▶ Exercise description: Across the records below, how many lines include the string "icon"? State the number and nothing more.

** Opening Exercise data block **

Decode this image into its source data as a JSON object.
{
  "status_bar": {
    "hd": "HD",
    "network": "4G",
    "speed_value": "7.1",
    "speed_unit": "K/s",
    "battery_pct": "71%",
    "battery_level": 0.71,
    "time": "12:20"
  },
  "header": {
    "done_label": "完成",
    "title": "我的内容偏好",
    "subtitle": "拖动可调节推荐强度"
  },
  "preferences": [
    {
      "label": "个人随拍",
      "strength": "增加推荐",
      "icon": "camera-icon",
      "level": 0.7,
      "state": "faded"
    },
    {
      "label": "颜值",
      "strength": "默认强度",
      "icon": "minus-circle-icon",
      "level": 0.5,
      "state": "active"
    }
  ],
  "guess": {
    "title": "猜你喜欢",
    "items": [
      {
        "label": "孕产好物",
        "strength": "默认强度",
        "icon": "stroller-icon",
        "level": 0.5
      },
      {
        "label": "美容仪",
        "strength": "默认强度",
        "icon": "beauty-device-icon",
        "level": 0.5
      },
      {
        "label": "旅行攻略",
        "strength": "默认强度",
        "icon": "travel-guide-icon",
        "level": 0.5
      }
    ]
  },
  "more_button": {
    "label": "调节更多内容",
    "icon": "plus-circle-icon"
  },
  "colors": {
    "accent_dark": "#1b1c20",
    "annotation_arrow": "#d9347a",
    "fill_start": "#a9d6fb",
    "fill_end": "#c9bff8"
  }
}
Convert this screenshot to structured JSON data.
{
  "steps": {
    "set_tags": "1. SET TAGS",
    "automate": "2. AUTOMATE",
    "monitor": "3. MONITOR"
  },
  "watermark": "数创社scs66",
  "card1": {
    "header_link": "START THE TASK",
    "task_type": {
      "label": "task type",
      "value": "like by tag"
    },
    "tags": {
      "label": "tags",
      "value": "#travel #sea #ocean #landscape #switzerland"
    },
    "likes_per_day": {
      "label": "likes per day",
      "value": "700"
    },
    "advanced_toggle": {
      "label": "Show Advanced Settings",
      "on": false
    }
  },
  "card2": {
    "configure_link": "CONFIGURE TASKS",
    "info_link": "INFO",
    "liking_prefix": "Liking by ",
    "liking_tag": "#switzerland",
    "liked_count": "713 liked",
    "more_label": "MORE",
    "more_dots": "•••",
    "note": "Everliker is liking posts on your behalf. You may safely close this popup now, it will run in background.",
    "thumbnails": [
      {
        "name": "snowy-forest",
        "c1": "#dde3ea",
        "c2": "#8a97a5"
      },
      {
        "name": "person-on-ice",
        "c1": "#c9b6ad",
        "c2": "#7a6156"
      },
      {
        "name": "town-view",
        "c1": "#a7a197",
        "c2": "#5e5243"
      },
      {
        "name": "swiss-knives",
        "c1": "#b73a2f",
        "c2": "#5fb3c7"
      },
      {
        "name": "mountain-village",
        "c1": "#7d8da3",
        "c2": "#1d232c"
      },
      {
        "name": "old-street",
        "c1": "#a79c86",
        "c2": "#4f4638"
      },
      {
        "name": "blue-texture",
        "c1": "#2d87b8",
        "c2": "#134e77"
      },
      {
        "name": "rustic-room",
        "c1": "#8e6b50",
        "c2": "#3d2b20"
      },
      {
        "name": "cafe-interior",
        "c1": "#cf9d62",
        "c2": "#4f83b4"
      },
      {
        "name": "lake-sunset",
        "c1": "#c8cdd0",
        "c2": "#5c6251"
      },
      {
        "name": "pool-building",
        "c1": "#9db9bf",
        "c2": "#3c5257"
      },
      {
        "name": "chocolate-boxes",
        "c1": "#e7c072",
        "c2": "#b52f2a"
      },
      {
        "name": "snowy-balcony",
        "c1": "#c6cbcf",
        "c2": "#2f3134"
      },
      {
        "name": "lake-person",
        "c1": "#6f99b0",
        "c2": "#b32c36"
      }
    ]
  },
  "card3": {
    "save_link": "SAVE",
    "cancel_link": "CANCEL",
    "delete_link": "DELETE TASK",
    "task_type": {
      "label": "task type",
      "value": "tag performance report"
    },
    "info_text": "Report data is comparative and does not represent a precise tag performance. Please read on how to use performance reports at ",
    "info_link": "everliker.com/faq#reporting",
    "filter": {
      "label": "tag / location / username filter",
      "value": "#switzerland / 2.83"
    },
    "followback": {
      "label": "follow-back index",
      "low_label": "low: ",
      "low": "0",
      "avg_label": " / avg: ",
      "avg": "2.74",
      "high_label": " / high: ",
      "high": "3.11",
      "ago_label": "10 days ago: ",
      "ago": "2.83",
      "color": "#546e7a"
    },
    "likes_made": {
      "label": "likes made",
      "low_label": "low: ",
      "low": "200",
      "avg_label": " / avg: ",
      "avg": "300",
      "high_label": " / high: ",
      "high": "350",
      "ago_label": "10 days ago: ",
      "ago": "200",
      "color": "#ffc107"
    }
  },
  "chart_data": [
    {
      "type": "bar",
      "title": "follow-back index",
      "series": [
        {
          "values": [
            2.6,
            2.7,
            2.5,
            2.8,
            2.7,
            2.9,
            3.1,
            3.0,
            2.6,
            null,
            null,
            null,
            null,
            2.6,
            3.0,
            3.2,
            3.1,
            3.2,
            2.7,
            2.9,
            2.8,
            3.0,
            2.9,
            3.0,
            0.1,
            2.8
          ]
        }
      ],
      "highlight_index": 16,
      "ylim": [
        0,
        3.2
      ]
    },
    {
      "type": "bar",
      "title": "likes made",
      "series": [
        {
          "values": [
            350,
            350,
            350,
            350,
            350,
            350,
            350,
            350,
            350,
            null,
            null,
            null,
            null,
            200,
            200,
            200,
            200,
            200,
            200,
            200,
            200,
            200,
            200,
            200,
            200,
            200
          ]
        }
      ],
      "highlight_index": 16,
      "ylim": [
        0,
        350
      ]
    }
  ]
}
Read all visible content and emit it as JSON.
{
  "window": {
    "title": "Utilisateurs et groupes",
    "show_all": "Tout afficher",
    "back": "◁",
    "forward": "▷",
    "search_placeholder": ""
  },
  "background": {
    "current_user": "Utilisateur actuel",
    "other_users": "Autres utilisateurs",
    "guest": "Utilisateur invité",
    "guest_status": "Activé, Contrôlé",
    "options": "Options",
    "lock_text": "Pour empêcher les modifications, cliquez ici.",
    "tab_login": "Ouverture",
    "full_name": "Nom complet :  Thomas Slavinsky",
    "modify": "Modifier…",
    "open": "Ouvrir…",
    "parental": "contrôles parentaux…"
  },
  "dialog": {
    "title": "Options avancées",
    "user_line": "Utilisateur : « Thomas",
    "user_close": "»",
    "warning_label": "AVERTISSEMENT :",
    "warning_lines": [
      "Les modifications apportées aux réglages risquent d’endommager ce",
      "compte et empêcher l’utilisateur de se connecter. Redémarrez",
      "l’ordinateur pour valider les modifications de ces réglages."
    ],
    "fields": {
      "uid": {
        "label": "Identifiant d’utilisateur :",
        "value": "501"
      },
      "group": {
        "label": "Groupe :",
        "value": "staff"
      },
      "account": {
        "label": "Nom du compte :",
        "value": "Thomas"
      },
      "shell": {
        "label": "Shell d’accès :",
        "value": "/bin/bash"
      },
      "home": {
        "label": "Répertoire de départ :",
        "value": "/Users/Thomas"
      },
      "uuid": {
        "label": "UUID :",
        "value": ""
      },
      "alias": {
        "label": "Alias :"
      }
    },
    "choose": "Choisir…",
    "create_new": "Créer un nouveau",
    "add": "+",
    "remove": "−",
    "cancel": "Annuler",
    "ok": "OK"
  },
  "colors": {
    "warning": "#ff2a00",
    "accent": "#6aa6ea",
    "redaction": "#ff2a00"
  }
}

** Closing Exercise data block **

▶ Written reply: 6